At 93, he has the body of a 40-year-old man. How is it possible ?

At 93, he has the body of a 40-year-old man.  How is it possible ?

Richard Morgan is a 93-year-old Irishman. His particuliarity ? He would have the muscular capacity of a 40 year old man. How is it possible ? Insights from Dr Christophe de Jaeger, physiologist and member of the TipsForWomens expert committee.

Quadruple world rowing champion, Richard Morgan, a 93-year-old Irishman, is in Olympic shape since doctors estimate that he has the shape of a 40-year-old man. The man, whose state of form is quite exceptional for his age, was even the subject of a case study, published in the Journal of Applied Physiology.

An example of fitness and healthy aging

The man combines particularities: he is both exceptional, due to his physical and muscular endurance, but also ordinary, because he has not played sport all his life.

His career in fitness even started late – he didn’t exercise regularly until he was 73 – but he has rowed since he started a distance equivalent to ten times around the world and that he was crowned world champion in the discipline four times.

This is also what pushed scientists to study his case. “We need to look at very active older people if we want to understand aging” says Bas Van Hooren, doctoral researcher at Maastricht University in the Netherlands and author of the study.

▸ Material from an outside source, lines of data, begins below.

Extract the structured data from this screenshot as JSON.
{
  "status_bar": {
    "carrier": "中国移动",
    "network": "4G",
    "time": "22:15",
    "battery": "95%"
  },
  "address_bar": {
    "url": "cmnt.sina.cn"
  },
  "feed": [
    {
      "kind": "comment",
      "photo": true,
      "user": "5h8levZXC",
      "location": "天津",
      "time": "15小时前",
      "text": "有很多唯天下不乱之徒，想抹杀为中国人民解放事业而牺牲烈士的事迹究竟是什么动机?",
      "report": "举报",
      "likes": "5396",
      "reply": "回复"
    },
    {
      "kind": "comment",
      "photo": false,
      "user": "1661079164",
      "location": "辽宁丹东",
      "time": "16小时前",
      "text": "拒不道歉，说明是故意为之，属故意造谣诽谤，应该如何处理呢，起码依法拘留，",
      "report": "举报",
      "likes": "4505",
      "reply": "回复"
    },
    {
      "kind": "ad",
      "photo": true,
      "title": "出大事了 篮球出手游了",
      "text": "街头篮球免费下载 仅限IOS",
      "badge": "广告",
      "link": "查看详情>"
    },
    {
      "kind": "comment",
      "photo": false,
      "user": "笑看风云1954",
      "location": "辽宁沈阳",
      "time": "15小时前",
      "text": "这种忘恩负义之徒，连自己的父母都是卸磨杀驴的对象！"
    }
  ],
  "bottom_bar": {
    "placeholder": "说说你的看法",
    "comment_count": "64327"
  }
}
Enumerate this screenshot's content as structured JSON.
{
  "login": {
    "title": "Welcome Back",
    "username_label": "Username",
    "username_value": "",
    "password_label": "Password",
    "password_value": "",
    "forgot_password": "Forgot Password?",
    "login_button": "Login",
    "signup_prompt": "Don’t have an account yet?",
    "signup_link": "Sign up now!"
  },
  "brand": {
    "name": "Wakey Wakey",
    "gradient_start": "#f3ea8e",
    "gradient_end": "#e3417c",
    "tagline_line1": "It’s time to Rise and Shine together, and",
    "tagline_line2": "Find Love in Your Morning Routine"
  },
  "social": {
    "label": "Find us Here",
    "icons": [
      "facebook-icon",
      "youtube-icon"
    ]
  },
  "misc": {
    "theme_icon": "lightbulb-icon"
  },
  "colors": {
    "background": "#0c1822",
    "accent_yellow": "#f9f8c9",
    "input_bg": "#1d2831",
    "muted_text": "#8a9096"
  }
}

Avoid losing muscle mass

Scientists therefore studied the case of Richard Morgan, aged 92 at that time. In the physiology laboratory at the University of Limerick in Ireland, they measured his height, weight and studied his body composition.

The scientists also looked at his diet – the man consumes a lot of protein – and also checked his metabolism and his heart and lung function.

They determined that his weight of 76 kg (168 pounds) was made up of 80% muscle and only 15% fat.

Then, Richard Morgan was invited to row 2000 meters, under cardiac, pulmonary and muscular monitoring. During exercise, her heart rate peaked at 153 beats per minute, well above the maximum heart rate expected for her age.

Figures which corresponded more to those of a man in his forties. “VSIt was one of the most inspiring days I have ever spent in the lab.” said Philip Jakeman, lead author of the study and professor of healthy aging, physical performance and nutrition at the University of Limerick.

Exercise to prevent the effects of aging

Asked about this man’s case, Dr. Christophe de Jaeger, physiologist and member of the TipsForWomens expert committee, would like to emphasize the importance of regular training. “This man is a several-time world rowing champion, so he has high-level training. But beyond that, his example shows us that regular training, even at an advanced age, is beneficial.”.

Impressive physical condition even if he started the sport late. “VSThis proves that it is indeed only a question of will and that it is always time to adopt a healthy lifestyle.“… concludes our expert, who nevertheless recommends starting to take care of your muscle mass from the age of 50.